Work to complete >>
Repeat every record exactly as written, but leave out the pictures.

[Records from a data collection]
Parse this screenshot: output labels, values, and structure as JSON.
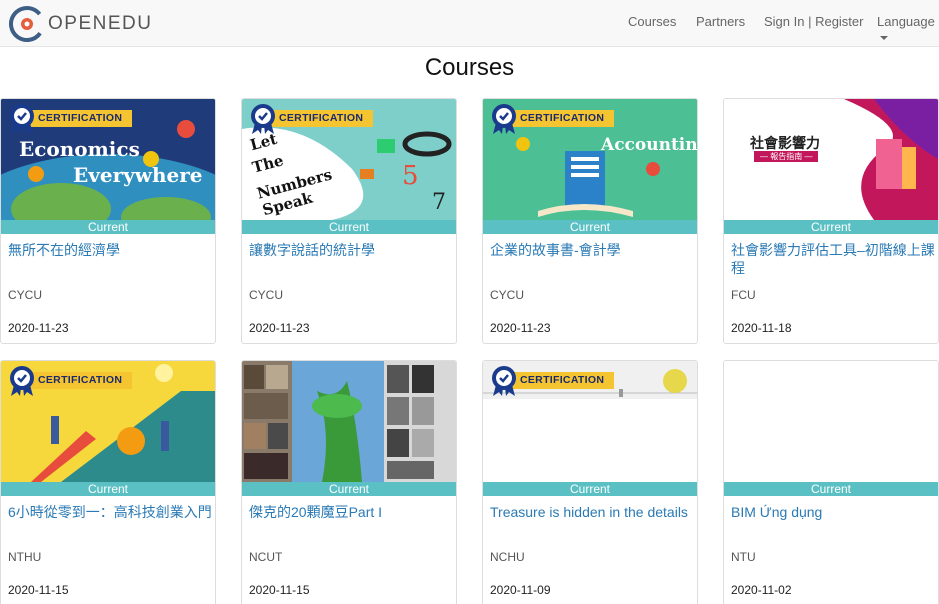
{
  "header": {
    "logo_text": "OPENEDU",
    "nav": [
      "Courses",
      "Partners",
      "Sign In | Register",
      "Language"
    ]
  },
  "page_title": "Courses",
  "certification_label": "CERTIFICATION",
  "status_label": "Current",
  "thumb_texts": {
    "econ_1": "Economics",
    "econ_2": "Everywhere",
    "stats_1": "Let",
    "stats_2": "The",
    "stats_3": "Numbers",
    "stats_4": "Speak",
    "acct": "-Accounting",
    "impact_title": "社會影響力",
    "impact_sub": "— 報告指南 —"
  },
  "courses": [
    {
      "title": "無所不在的經濟學",
      "school": "CYCU",
      "date": "2020-11-23",
      "certification": true
    },
    {
      "title": "讓數字說話的統計學",
      "school": "CYCU",
      "date": "2020-11-23",
      "certification": true
    },
    {
      "title": "企業的故事書-會計學",
      "school": "CYCU",
      "date": "2020-11-23",
      "certification": true
    },
    {
      "title": "社會影響力評估工具–初階線上課程",
      "school": "FCU",
      "date": "2020-11-18",
      "certification": false
    },
    {
      "title": "6小時從零到一：高科技創業入門",
      "school": "NTHU",
      "date": "2020-11-15",
      "certification": true
    },
    {
      "title": "傑克的20顆魔豆Part I",
      "school": "NCUT",
      "date": "2020-11-15",
      "certification": false
    },
    {
      "title": "Treasure is hidden in the details",
      "school": "NCHU",
      "date": "2020-11-09",
      "certification": true
    },
    {
      "title": "BIM Ứng dụng",
      "school": "NTU",
      "date": "2020-11-02",
      "certification": false
    }
  ],
  "colors": {
    "accent": "#5bc0c4",
    "link": "#2a7ab5",
    "ribbon": "#f5c431",
    "medal": "#1a3a8c"
  }
}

Answer section >>
Parse this screenshot: output labels, values, and structure as JSON.
{
  "header": {
    "logo_text": "OPENEDU",
    "nav": [
      "Courses",
      "Partners",
      "Sign In | Register",
      "Language"
    ]
  },
  "page_title": "Courses",
  "certification_label": "CERTIFICATION",
  "status_label": "Current",
  "thumb_texts": {
    "econ_1": "Economics",
    "econ_2": "Everywhere",
    "stats_1": "Let",
    "stats_2": "The",
    "stats_3": "Numbers",
    "stats_4": "Speak",
    "acct": "-Accounting",
    "impact_title": "社會影響力",
    "impact_sub": "— 報告指南 —"
  },
  "courses": [
    {
      "title": "無所不在的經濟學",
      "school": "CYCU",
      "date": "2020-11-23",
      "certification": true
    },
    {
      "title": "讓數字說話的統計學",
      "school": "CYCU",
      "date": "2020-11-23",
      "certification": true
    },
    {
      "title": "企業的故事書-會計學",
      "school": "CYCU",
      "date": "2020-11-23",
      "certification": true
    },
    {
      "title": "社會影響力評估工具–初階線上課程",
      "school": "FCU",
      "date": "2020-11-18",
      "certification": false
    },
    {
      "title": "6小時從零到一：高科技創業入門",
      "school": "NTHU",
      "date": "2020-11-15",
      "certification": true
    },
    {
      "title": "傑克的20顆魔豆Part I",
      "school": "NCUT",
      "date": "2020-11-15",
      "certification": false
    },
    {
      "title": "Treasure is hidden in the details",
      "school": "NCHU",
      "date": "2020-11-09",
      "certification": true
    },
    {
      "title": "BIM Ứng dụng",
      "school": "NTU",
      "date": "2020-11-02",
      "certification": false
    }
  ],
  "colors": {
    "accent": "#5bc0c4",
    "link": "#2a7ab5",
    "ribbon": "#f5c431",
    "medal": "#1a3a8c"
  }
}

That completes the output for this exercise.